Work on the Merci boxcar is complete and it is on display at the Nevada Railroad Museum. The boxcar, filled with gifts was one of 49 sent to the United States by France in 1949 as a thank-you for the Liberation and helping to rebuild after World War II.
Dave Parsons and Tod Jennings led the fund-raising efforts to restore the boxcar, and with the help of many volunteers completed the restoration work.
Museum Director John Ballweber says the boxcar is as beautiful as it was the day it came off the boat from France.
I saw former Tahoe Township Justice of the Peace Steven McMorris at the Genoa Post Office on Monday.
Steven is serving as a replacement judge in Carson City and Douglas County, enjoying the work, especially since he doesn't have to run the court, just make decisions.
He's living in Genoa Lakes now and is still a special master, one of the coolest titles this side of grand poobah.
I first met Steven when he was attorney for the Douglas County School Board. In addition to being Tahoe Township Justice of the Peace, he also served as Douglas County District Attorney.
Shirley of Dayton wrote us a letter saying that on Oct. 21, she pulled onto Highway 50 behind a Nevada Department of Transportation truck with a dead horse in the back.
"I know that has to be one of the hardest jobs to do and I feel for the guys that have to do it," she wrote. "However, I feel a little discretion on their part was called for, as the horse wasn't all the way in the truck and its head was hanging over the tail gate. As an adult I could handle this, but I hate to think what a child must think if they had to see it."
Shirley believes there should be dignity in death for animals as well as humans.
I don't disagree, but seeing a dead horse in the back of a pickup is one way to remind us motorists that there are things besides other drivers to look out for on the roads.
The most dangerous large mammal in North America is not the polar bear or the cougar.

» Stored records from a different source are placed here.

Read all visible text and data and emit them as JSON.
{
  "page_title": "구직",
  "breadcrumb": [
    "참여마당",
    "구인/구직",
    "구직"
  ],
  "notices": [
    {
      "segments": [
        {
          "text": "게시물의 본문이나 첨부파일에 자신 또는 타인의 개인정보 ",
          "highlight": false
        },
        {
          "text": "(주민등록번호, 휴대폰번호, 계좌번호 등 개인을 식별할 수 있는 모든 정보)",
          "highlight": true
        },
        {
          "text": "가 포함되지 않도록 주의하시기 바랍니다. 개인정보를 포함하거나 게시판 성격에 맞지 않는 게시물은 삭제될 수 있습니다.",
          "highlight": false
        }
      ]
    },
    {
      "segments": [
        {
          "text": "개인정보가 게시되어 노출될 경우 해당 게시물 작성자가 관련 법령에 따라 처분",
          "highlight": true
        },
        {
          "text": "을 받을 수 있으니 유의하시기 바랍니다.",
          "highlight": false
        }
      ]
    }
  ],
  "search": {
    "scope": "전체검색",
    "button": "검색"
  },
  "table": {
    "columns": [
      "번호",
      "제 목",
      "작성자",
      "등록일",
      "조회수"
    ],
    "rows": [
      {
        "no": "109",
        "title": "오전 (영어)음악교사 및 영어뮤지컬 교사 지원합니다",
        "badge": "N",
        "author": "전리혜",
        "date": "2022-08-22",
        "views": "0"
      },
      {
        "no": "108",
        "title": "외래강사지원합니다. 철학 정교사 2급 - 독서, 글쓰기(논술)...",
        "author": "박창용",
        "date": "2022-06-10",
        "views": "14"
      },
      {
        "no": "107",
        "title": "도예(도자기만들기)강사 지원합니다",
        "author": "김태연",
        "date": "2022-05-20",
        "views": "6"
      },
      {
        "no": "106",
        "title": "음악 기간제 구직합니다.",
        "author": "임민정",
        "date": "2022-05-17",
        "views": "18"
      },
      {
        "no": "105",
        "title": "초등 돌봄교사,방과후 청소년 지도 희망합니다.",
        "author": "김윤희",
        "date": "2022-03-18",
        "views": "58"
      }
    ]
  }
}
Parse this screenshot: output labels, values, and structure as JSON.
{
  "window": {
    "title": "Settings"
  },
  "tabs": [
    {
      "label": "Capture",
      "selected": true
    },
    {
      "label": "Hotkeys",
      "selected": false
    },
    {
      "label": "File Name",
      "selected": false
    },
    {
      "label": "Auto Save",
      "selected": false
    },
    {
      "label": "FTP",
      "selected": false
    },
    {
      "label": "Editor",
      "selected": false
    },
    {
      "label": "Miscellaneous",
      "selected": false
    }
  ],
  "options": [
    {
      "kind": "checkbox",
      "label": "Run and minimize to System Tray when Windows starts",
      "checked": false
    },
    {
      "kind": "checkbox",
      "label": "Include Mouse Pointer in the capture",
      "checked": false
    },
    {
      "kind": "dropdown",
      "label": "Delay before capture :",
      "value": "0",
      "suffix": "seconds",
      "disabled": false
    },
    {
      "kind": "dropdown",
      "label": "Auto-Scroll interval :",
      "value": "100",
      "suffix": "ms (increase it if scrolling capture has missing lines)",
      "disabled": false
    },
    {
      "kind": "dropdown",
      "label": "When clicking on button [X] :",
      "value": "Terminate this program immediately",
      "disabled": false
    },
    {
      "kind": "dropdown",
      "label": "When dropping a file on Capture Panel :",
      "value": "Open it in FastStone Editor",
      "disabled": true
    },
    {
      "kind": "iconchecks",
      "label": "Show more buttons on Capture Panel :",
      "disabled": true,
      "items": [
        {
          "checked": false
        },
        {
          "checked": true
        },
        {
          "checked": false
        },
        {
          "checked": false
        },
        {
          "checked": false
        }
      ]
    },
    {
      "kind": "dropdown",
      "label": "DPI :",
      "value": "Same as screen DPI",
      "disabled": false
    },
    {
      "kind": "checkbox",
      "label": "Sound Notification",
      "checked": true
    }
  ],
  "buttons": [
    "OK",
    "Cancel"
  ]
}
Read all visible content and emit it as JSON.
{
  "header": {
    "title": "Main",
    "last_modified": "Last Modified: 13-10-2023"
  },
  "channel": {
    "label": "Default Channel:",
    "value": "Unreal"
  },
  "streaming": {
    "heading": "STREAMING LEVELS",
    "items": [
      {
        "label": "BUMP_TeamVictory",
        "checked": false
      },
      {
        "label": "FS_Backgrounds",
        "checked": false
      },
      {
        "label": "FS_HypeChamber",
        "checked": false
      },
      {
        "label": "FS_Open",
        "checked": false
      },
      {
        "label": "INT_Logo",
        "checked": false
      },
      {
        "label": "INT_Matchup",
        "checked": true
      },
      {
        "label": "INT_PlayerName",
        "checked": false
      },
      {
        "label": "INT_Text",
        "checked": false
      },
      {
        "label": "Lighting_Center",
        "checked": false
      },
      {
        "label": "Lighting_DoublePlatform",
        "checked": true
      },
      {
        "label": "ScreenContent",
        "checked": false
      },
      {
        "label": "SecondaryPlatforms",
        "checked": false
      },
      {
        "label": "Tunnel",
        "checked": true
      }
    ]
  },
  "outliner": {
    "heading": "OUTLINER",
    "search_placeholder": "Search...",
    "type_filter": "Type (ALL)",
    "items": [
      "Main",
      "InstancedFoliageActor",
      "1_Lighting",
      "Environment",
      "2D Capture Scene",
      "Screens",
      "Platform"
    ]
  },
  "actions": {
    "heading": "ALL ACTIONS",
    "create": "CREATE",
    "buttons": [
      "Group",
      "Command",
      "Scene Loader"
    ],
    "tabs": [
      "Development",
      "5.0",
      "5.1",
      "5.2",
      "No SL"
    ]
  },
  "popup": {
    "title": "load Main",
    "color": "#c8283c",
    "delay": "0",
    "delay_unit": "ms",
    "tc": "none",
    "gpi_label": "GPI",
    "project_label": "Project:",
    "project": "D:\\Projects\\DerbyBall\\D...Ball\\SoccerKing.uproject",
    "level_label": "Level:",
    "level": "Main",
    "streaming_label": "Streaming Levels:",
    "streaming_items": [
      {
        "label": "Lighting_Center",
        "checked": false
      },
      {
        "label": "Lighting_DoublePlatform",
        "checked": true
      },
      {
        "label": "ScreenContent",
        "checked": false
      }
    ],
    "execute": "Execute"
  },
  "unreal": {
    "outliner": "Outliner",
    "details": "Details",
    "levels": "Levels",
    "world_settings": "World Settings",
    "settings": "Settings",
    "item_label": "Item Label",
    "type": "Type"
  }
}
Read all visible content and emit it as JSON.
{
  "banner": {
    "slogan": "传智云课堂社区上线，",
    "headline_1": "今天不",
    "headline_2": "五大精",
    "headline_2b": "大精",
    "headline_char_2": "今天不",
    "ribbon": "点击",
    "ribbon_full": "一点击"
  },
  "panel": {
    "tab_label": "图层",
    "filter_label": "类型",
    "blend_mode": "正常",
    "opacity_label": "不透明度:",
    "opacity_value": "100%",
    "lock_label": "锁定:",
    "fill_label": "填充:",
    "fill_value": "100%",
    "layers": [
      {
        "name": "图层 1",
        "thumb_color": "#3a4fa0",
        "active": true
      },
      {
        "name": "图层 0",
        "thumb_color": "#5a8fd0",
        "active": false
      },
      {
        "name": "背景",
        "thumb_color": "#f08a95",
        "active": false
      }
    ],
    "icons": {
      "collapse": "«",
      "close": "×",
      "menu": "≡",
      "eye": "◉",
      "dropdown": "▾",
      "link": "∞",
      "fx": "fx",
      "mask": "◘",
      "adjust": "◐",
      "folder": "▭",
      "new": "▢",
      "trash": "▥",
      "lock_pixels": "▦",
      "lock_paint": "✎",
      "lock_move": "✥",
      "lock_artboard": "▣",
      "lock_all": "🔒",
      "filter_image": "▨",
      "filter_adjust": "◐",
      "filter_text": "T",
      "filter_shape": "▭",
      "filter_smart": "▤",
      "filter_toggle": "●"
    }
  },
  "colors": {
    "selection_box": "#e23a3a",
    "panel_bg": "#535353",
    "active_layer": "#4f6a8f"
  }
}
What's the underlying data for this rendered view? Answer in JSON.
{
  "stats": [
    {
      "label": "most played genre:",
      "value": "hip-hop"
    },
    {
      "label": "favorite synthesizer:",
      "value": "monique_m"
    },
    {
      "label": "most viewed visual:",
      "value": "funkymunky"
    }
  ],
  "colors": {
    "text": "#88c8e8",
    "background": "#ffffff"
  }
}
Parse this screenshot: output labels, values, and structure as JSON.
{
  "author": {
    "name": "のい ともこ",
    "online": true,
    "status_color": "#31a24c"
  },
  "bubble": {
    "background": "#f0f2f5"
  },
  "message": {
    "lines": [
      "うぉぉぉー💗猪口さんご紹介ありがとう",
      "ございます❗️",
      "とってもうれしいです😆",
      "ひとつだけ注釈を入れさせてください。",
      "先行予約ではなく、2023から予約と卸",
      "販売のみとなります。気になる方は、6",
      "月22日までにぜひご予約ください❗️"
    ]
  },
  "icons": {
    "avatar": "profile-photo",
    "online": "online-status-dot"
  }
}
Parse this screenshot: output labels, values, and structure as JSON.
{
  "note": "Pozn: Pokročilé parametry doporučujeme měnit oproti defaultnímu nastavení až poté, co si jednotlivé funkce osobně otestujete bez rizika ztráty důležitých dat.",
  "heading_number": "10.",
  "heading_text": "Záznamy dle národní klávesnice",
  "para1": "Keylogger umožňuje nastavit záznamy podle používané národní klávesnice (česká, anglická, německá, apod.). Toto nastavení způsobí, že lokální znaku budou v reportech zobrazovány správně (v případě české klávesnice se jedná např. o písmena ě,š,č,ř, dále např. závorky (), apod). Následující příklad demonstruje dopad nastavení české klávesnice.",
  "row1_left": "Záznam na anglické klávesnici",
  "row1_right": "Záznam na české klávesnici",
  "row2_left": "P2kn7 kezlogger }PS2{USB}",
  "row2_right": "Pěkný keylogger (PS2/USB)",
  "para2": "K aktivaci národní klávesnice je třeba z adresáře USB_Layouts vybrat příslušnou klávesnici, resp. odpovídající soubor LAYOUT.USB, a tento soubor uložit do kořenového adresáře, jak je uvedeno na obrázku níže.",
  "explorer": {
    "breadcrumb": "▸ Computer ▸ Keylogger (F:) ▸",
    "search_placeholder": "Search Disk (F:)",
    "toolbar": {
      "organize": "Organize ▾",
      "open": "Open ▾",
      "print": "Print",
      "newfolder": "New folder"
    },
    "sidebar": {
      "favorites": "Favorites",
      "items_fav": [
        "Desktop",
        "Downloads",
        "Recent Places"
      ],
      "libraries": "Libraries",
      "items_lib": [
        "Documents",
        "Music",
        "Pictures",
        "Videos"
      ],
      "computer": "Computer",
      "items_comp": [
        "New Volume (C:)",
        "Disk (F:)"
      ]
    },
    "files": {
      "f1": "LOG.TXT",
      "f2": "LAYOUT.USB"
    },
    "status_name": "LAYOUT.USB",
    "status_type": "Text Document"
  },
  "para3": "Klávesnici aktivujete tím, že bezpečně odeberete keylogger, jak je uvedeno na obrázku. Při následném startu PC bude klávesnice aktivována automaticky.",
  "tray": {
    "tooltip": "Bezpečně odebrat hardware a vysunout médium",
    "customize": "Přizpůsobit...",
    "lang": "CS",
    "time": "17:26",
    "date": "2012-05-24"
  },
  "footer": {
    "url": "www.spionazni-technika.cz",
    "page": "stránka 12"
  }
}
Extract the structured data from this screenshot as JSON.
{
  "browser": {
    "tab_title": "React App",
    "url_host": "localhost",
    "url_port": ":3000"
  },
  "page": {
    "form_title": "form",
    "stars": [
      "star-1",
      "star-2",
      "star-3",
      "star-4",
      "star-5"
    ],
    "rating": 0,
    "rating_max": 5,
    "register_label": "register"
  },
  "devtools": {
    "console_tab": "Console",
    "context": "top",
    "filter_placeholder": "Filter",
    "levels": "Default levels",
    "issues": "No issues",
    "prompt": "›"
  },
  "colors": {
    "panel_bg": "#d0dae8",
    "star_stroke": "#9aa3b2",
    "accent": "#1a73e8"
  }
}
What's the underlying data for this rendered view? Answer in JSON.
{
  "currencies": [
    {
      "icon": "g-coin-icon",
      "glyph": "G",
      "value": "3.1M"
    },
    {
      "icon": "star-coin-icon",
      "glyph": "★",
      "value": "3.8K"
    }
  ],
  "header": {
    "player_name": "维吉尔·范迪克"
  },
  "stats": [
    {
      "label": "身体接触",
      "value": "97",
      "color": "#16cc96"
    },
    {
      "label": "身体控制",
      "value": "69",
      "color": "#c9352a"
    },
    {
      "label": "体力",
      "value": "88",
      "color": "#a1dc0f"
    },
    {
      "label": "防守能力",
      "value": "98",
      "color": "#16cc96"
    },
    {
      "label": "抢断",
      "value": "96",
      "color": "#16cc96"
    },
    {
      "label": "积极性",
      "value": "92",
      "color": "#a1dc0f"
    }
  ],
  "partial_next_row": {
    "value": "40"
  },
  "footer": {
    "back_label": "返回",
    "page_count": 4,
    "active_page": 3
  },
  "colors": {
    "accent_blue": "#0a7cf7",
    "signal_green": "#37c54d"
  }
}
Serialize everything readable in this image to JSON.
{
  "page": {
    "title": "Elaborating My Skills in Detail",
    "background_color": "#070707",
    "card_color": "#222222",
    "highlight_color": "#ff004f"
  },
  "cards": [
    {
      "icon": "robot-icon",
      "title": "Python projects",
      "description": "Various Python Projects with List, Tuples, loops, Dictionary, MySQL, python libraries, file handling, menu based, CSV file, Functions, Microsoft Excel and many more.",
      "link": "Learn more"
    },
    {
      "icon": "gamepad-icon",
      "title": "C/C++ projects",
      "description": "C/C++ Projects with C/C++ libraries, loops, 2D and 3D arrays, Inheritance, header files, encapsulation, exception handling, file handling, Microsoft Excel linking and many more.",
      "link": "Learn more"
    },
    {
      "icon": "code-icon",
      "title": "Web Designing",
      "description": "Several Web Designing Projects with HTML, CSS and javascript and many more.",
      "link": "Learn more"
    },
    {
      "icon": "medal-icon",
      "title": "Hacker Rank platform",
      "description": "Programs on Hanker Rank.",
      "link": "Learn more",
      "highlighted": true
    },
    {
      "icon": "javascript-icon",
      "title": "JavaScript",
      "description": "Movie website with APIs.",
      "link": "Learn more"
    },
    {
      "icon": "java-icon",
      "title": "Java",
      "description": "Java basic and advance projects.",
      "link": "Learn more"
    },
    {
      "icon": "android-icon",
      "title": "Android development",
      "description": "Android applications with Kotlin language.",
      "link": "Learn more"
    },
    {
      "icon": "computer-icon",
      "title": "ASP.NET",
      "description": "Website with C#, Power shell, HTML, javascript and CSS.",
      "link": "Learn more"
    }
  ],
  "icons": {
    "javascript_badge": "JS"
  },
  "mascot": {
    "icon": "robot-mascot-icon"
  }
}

It is that ubiquitous herbivore, the deer.
When Don Minnifie was still alive and living in Genoa, he dragged a dead dear over to the 25 mph sign sitting along Jacks Valley Road and tried to get me to take a picture of it.
Much as I was sympathetic with his cause, I was working at The Record-Courier and I knew we wouldn't run the photo if the deer had actually been hit and landed next to the speed limit sign all on its own.
The biggest dead thing I've ever seen taken off the road was a bear. An NDOT crew in Gardnerville invited me over to inspect the beast, which had been killed in an accident that totaled the vehicle involved.
I gave them my film after I failed to sell Sheila Gardner, my editor at the time, on running a picture.
I didn't disagree with her decision, but I understand why the guys wanted me to take pictures of the bear.
It doesn't get any easier for the people who have to clean up the roads to deal with the death and destruction. Displaying the carcass is a way for them to take action toward preventing future deaths, both of people and animals.
And a dead horse takes up a lot of room in the back of a pickup.
Kurt Hildebrand is former managing editor at the Nevada Appeal. Reach him at 887-2430, ext. 402 or e-mail him at email@example.com